"For me it's a little bit of a different road," Cesaro said. "But if there are mountains to climb, I think as a Swiss man you're the proper mountaineer to do it. So that's something I'm looking forward to."
When you pursue the level of success that Cesaro seeks in the WWE, it's hard not to second guess yourself sometimes. There's no real sense of self-doubt with Cesaro, but he does acknowledge that his approach to the business and low-key demeanor don't lend themselves to self-promotion.
"I feel like I've been working magic for the past four years in WWE," Cesaro said, "and maybe it's the European in me, or the Swiss in me, that I'm not at the forefront bragging and constantly boasting about my achievements. I let my actions do the talking, and that might take a little bit longer for people to see."
During his WWE tenure, Cesaro has had to deal with the added pressure of trying to be as entertaining on a microphone as he is in the ring, but feels he's undeservedly stereotyped as being a poor talker.
"I actually can talk if you let me," he said. "That's always funny, because people always say that I can't, but the thing is, you haven't seen me on the mic a lot. I don't really get that many chances. And if I do, it's usually pretty good.
"Certain people get maybe a reputation, and people keep repeating it, and that just becomes their stigma," Cesaro continued. "I'm not saying I'm 'Mr. Microphone' over here, but I can certainly hold my own. I've been fortunate enough to get the chance to prove it lately, and I'm looking forward to getting to prove it some more going forward. The guys who talk are a select few, and I'm working my way to get there."
One person Cesaro has seemingly struggled to fully win over is Vince McMahon. The WWE owner told Steve Austin on an edition of the Stone Cold Podcast in December 2014 that Cesaro was lacking in charisma, verbal skills and the "it factor," and Austin said he did not know what Cesaro needed to do to raise his game.
WWE legends including Austin, Ric Flair and Mick Foley have all previously criticized WWE for not pushing Cesaro as a main-event talent, given his natural ability in the ring.
"I feel like I'm connecting pretty good," Cesaro said, however. "If you see the 'Cesaro section,' when I go out there, it is definitely not silent, and I have a huge fan base all over the world.

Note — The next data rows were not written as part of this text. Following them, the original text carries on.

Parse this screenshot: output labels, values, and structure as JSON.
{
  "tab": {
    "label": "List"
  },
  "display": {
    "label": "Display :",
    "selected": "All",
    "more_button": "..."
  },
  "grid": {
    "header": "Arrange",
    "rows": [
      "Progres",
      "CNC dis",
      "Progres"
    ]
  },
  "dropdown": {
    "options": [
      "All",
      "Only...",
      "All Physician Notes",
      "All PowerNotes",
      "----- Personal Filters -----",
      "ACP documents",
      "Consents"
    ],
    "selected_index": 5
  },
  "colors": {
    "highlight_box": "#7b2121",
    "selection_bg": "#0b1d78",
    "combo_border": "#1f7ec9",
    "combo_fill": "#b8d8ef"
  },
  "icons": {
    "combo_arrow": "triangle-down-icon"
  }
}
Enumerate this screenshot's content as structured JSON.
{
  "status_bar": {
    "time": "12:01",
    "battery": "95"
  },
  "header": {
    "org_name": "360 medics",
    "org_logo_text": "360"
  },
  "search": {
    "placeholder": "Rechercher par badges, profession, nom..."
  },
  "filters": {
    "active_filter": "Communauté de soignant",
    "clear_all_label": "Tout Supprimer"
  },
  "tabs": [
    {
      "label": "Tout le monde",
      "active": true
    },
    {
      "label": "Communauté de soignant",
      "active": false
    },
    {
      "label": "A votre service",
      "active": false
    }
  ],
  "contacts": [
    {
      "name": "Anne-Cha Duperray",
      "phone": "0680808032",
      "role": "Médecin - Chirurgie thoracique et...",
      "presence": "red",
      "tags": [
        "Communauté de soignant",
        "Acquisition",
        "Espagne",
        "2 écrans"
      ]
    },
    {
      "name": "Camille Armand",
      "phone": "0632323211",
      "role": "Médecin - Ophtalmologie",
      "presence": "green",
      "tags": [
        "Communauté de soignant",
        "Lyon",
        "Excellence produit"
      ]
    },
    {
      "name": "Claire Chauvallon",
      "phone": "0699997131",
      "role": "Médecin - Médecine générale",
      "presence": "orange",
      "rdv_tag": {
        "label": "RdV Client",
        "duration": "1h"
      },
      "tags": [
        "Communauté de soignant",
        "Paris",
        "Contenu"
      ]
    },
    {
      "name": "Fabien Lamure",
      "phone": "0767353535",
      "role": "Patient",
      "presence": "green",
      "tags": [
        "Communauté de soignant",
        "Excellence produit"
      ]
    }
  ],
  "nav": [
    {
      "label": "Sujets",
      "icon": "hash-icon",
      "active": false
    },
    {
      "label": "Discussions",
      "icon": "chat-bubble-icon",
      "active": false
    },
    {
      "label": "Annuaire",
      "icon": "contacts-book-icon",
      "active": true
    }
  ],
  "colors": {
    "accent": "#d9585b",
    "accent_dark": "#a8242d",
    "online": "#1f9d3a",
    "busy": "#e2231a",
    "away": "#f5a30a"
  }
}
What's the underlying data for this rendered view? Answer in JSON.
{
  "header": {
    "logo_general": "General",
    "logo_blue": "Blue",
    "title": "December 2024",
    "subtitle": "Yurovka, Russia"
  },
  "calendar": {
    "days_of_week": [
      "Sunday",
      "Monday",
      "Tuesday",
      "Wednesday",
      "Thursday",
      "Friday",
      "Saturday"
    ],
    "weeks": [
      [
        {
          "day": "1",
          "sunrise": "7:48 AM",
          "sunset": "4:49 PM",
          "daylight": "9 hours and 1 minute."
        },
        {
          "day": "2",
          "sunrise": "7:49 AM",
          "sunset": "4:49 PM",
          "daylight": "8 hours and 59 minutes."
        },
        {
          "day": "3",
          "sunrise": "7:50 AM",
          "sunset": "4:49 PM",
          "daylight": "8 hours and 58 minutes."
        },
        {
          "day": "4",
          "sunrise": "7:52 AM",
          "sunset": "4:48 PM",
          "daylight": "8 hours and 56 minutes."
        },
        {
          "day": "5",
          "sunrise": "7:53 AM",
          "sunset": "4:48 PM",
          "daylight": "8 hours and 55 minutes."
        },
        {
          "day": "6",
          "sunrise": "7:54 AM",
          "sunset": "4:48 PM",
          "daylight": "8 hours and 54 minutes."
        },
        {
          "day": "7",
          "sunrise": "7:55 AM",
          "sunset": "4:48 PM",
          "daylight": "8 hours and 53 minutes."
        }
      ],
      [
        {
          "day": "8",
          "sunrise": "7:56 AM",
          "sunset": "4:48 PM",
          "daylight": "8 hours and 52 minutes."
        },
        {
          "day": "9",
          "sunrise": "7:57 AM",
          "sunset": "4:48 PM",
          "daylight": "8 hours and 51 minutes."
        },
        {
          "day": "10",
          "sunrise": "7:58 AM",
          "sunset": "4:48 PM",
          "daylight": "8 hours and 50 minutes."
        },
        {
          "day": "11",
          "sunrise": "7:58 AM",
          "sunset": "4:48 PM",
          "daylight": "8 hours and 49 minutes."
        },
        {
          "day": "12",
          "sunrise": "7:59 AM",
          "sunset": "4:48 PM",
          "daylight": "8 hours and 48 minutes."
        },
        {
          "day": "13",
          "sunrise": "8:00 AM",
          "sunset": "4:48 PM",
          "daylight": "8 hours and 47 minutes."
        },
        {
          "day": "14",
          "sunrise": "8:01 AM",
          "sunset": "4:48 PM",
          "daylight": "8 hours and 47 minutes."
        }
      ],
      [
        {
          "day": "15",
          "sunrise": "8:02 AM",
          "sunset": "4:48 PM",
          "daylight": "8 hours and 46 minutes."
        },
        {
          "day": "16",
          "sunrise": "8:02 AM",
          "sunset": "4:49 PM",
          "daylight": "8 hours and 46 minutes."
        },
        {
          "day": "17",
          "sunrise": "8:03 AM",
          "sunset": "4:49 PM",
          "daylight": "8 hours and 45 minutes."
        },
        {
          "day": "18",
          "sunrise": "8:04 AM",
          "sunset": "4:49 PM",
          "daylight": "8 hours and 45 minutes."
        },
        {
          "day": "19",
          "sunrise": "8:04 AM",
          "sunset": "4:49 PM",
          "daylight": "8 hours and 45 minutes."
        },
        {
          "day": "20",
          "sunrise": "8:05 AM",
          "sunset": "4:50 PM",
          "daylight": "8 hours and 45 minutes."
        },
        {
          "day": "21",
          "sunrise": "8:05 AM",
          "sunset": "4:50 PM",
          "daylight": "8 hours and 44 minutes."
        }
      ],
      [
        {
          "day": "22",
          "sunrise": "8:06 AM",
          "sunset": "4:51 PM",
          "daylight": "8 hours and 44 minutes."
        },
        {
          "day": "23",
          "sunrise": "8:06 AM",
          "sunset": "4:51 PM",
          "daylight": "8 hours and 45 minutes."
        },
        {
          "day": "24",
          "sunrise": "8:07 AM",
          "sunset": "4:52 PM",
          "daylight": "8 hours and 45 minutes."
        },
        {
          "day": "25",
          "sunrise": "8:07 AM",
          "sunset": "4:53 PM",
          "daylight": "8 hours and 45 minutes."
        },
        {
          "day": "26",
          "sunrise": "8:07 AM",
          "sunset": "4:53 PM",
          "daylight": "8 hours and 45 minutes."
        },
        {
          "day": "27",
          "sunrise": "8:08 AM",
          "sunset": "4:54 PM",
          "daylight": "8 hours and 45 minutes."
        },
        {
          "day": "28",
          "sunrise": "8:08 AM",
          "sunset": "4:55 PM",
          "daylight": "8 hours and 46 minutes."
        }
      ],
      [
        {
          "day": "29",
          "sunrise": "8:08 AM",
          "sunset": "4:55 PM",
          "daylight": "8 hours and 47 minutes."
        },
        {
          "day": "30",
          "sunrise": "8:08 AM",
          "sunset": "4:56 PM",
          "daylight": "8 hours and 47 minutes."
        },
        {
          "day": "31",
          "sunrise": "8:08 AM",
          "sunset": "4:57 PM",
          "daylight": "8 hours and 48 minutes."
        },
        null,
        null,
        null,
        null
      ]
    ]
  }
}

Of course, there's always room for improvement. I'm the first one to always criticize myself, and I'm trying to find ways to get better. If people say stuff like that, that I maybe not agree with, I'm doing my best and working my hardest to prove them wrong."
Again, the timing of his injury couldn't have been much worse. He was part of a tournament to crown a new WWE world heavyweight champion, with several high-profile showdowns with true main-event talent just before going down in November.
"I got hurt when I was starting to really take off," Cesaro said. "Now I feel like I have to start from scratch again, which I have [had] to do so often. But it definitely felt like I was on a roll. And I'm still on a roll. It's just definitely being in the right place at the right time or being the right person. It's kind of hard sometimes, but I feel like if I'm consistently delivering, which is what I do, sooner or later it can't be denied."
Whatever the future holds for Cesaro in WWE, he is still humble.
"Sometimes I have to kind of stop and take it in," he said. "To me, I don't like to look back, I just like to look forward. It's such a long journey still ahead for me. Every now and then I see a picture of when I started, or I go to an arena -- we were just at the O2 [Arena in London] last week, and that's where I made my WWE debut on WWE TV. It's just crazy to think that that was over four years ago. If I look back on when I was on the indies in the U.S., and ever further when I was in Europe, it's just kind of amazing how I made it this far."